Even though the ECMO machine is doing most of the work for the lungs, your child will also use a breathing machine called a “ventilator.” The ventilator works through a tube in the nose or mouth that sends just the right amount of air pressure in and out of the lungs. The moving air helps your child’s lungs stay slightly expanded.

Many children become very swollen during their first few days on ECMO. The swelling, known as “edema,” may be unsettling to see, but the care team is familiar with this side effect and will make sure the ECMO machine is working properly. Usually, much of the edema disappears by the end of ECMO treatment.

In most cases, children are sedated (asleep) while on ECMO. Those who are awake are protected from pain or discomfort with pain medication given through an IV (a small tube inserted in a vein) or directly into the ECMO machine.

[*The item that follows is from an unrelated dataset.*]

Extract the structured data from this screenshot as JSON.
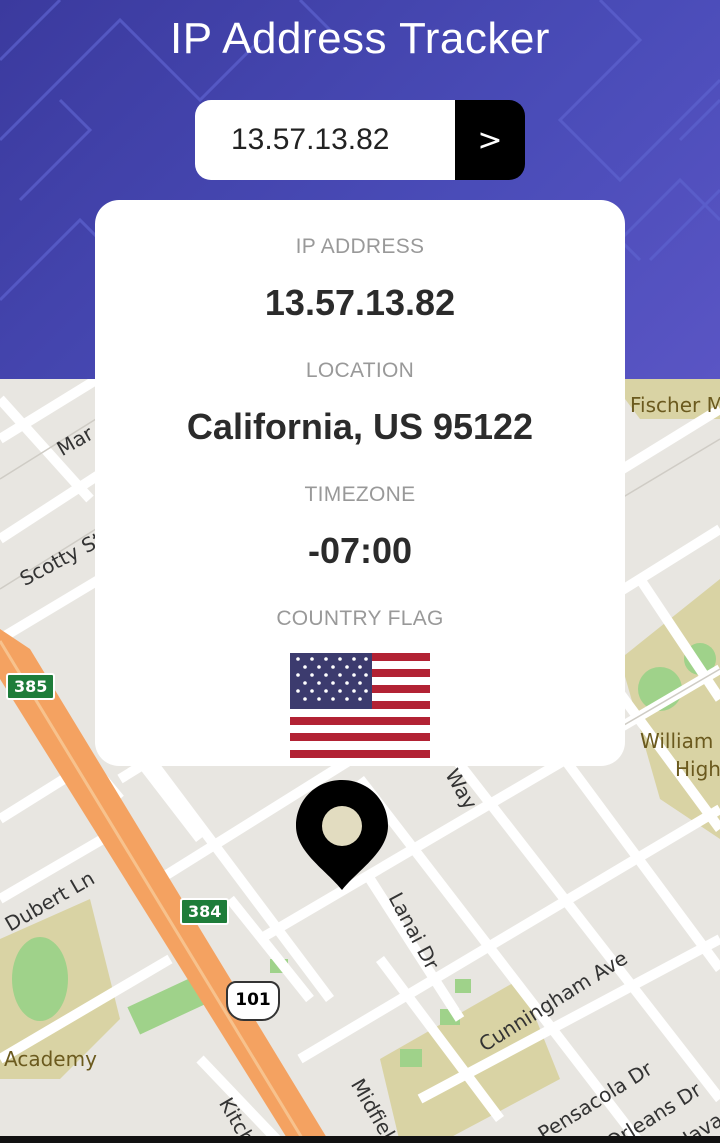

We can give extra doses of pain medication if your child seems uncomfortable.

Conditions that may require ECMO

ECMO is a treatment for serious problems of the heart or lungs (or both). It’s used when a patient’s heart or lungs are too sick to continue supporting the patient’s life and all other treatments that could help them work better have been tried.

The most common conditions that may lead to the need for ECMO treatment include:

Acute Respiratory Distress Syndrome: (ARDS, a life-threatening lung condition that prevents adequate oxygenation of blood circulating through the lungs)

Cardiac Arrest: (a sudden stop in effective blood circulation due to the failure of the heart to contract)

Cardiomyopathy: (heart muscle malfunction for genetic or other reasons)

Congenital Diaphragmatic Hernia: (when part of the stomach bulges through the diaphragm, which is an important breathing muscle

Low Cardiac Output Syndrome: (a decrease in heart output that causes an inadequate supply of oxygen for the body)

Meconium Aspiration Syndrome: (MAS; can develop when, either before or during birth, a baby inhales meconium, the dark green waste produced in the baby’s gut while still in the uterus)

Myocarditis: (infection of the heart muscle)

Neonatal Sepsis: (a bacterial bloodstream infection in a newborn)

Persistent Pulmonary Hypertension: (high blood pressure in the arteries that feed the lungs)

Pneumonias: (infection of the lungs)

Severe asthma